Touching back on the IRS, a person may wish to sue the agency or conduct an independent analysis of a case before the U.S. Tax Court. Taxpayers may need access to programs to help them lower or settle a tax bill. An IRS lawyer can help taxpayers qualify for such programs.
The IRS may accuse someone of tax fraud or tax evasion for refusing to pay taxes, file tax returns, or divulge a source of income. These criminal charges often come with prosecution fees, fines, prison time, and interest payments. Whenever a taxpayer learns about potential criminal charges, turning the situation over to a legal advocate can prevent self-incrimination once the IRS starts a formal investigation.

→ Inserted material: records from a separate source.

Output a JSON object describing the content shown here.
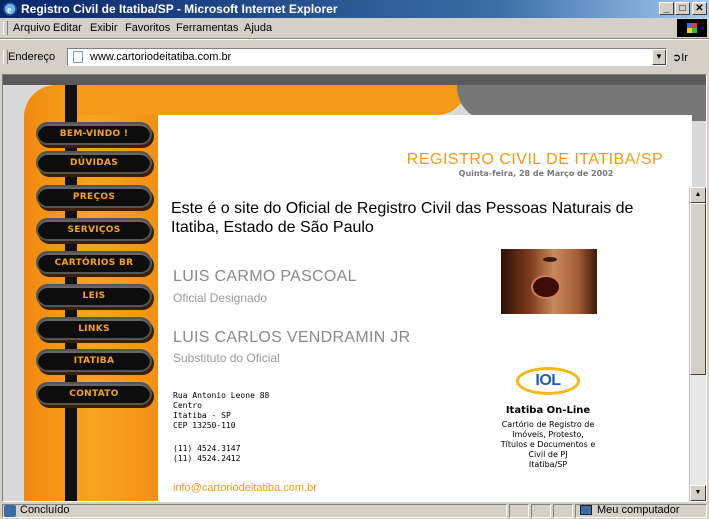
{
  "window": {
    "title": "Registro Civil de Itatiba/SP - Microsoft Internet Explorer"
  },
  "menu": {
    "items": [
      "Arquivo",
      "Editar",
      "Exibir",
      "Favoritos",
      "Ferramentas",
      "Ajuda"
    ]
  },
  "address_bar": {
    "label": "Endereço",
    "url": "www.cartoriodeitatiba.com.br",
    "go_label": "Ir"
  },
  "nav": {
    "items": [
      "BEM-VINDO !",
      "DÚVIDAS",
      "PREÇOS",
      "SERVIÇOS",
      "CARTÓRIOS BR",
      "LEIS",
      "LINKS",
      "ITATIBA",
      "CONTATO"
    ]
  },
  "page": {
    "title": "REGISTRO CIVIL DE ITATIBA/SP",
    "date": "Quinta-feira, 28 de Março de 2002",
    "intro": "Este é o site do Oficial de Registro Civil das Pessoas Naturais de Itatiba, Estado de São Paulo",
    "official_name": "LUIS CARMO PASCOAL",
    "official_role": "Oficial Designado",
    "substitute_name": "LUIS CARLOS VENDRAMIN JR",
    "substitute_role": "Substituto do Oficial",
    "address_lines": [
      "Rua Antonio Leone 88",
      "Centro",
      "Itatiba - SP",
      "CEP 13250-110"
    ],
    "phones": [
      "(11) 4524.3147",
      "(11) 4524.2412"
    ],
    "email": "info@cartoriodeitatiba.com.br",
    "partner": {
      "logo_text": "IOL",
      "title": "Itatiba On-Line",
      "description_lines": [
        "Cartório de Registro de",
        "Imóveis, Protesto,",
        "Títulos e Documentos e",
        "Civil de PJ",
        "Itatiba/SP"
      ]
    }
  },
  "status": {
    "text": "Concluído",
    "zone": "Meu computador"
  },
  "colors": {
    "accent_orange": "#f29a13",
    "nav_bg": "#0d0d0d",
    "titlebar": "#0a246a"
  }
}
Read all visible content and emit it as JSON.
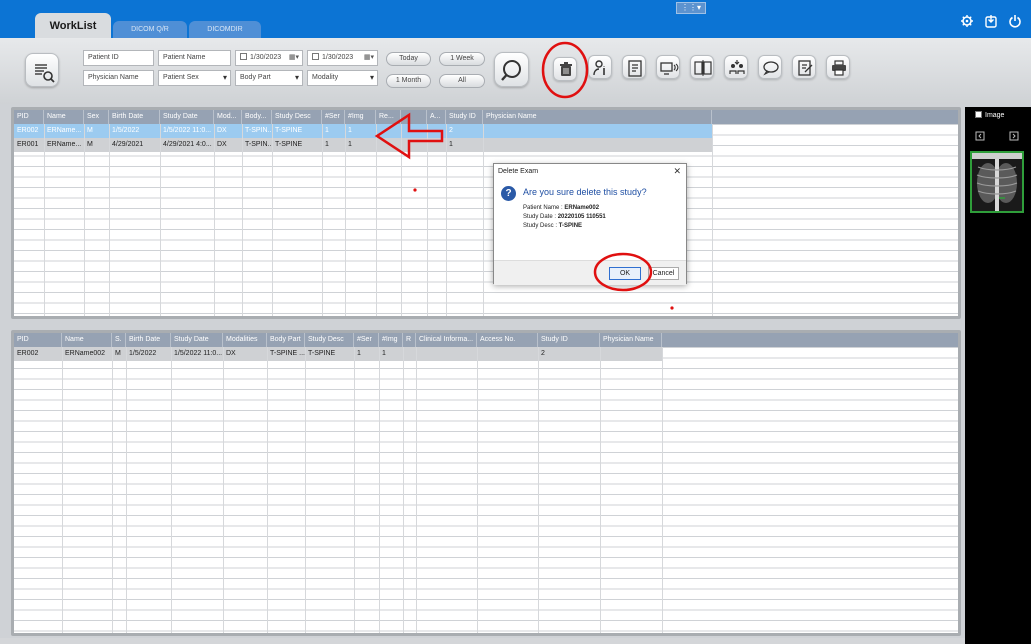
{
  "tabs": [
    {
      "label": "WorkList"
    },
    {
      "label": "DICOM Q/R"
    },
    {
      "label": "DICOMDIR"
    }
  ],
  "filters": {
    "patient_id": "Patient ID",
    "patient_name": "Patient Name",
    "date_from": "1/30/2023",
    "date_to": "1/30/2023",
    "physician_name": "Physician Name",
    "patient_sex": "Patient Sex",
    "body_part": "Body Part",
    "modality": "Modality"
  },
  "quick_dates": {
    "today": "Today",
    "one_week": "1 Week",
    "one_month": "1 Month",
    "all": "All"
  },
  "study_table": {
    "columns": [
      "PID",
      "Name",
      "Sex",
      "Birth Date",
      "Study Date",
      "Mod...",
      "Body...",
      "Study Desc",
      "#Ser",
      "#Img",
      "Re...",
      "...",
      "A...",
      "Study ID",
      "Physician Name"
    ],
    "rows": [
      [
        "ER002",
        "ERName...",
        "M",
        "1/5/2022",
        "1/5/2022 11:0...",
        "DX",
        "T-SPIN...",
        "T-SPINE",
        "1",
        "1",
        "",
        "",
        "",
        "2",
        ""
      ],
      [
        "ER001",
        "ERName...",
        "M",
        "4/29/2021",
        "4/29/2021 4:0...",
        "DX",
        "T-SPIN...",
        "T-SPINE",
        "1",
        "1",
        "",
        "",
        "",
        "1",
        ""
      ]
    ]
  },
  "series_table": {
    "columns": [
      "PID",
      "Name",
      "S.",
      "Birth Date",
      "Study Date",
      "Modalities",
      "Body Part",
      "Study Desc",
      "#Ser",
      "#Img",
      "R",
      "Clinical Informa...",
      "Access No.",
      "Study ID",
      "Physician Name"
    ],
    "rows": [
      [
        "ER002",
        "ERName002",
        "M",
        "1/5/2022",
        "1/5/2022 11:0...",
        "DX",
        "T-SPINE ...",
        "T-SPINE",
        "1",
        "1",
        "",
        "",
        "",
        "2",
        ""
      ]
    ]
  },
  "side_panel": {
    "image_label": "Image"
  },
  "dialog": {
    "title": "Delete Exam",
    "question": "Are you sure delete this study?",
    "patient_name_label": "Patient Name :",
    "patient_name_value": "ERName002",
    "study_date_label": "Study Date :",
    "study_date_value": "20220105 110551",
    "study_desc_label": "Study Desc :",
    "study_desc_value": "T-SPINE",
    "ok_label": "OK",
    "cancel_label": "Cancel"
  },
  "colors": {
    "topbar": "#0c74d4",
    "selected_row": "#9ccbf0",
    "header": "#96a2b3",
    "annotation_red": "#e01010"
  }
}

One advantage of working with a tax attorney rather than an accountant for legal matters is that legal defendants do not have an obligation to share client information with the court. This does not always apply to accountants.
Are IRS Lawyers More Effective at Intervention or Prevention?
Much like CPAs, IRS legal representatives help clients with financial decisions, tax planning, and lowering tax bills. That means they can both prevent tax complications and intervene when legal complications arise. Those who are not sure of the specific degree of help they require should at least consult with a well-experienced tax attorney to help them decide.
Does the IRS Grow Suspicious When a Person Hires an IRS Lawyer?
Some taxpayers may be under the impression that they may look guilty if they secure legal representation. On the contrary, IRS agents usually do not mind working with legal representatives. This is because they do not have to break down the basics for tax professionals. This can speed things up with cases involving complex questions or a substantial sum of money.
Sometimes, IRS agents tell taxpayers that they do not need to secure legal representation, or that the agent may further complicate matters if the person hires a lawyer. According to tax law, IRS agents must end an interview when a person states that she or he wants to speak to an attorney, enrolled agent, or CPA. When an agent attempts to talk a person out of securing legal representation, that agent may infringe on a U.S. citizen’s rights and violate the law.
Work With an Experienced Local Lawyer
Do any of the above scenarios sound similar to your current predicament? Do not take any chances with your business, estate, tax issues, or legal rights. Reach out to an IRS lawyer to understand your situation and develop a sound legal strategy or response. Submit a request online or call us today at (866) 345-6784 to get in touch with an experienced lawyer in your area!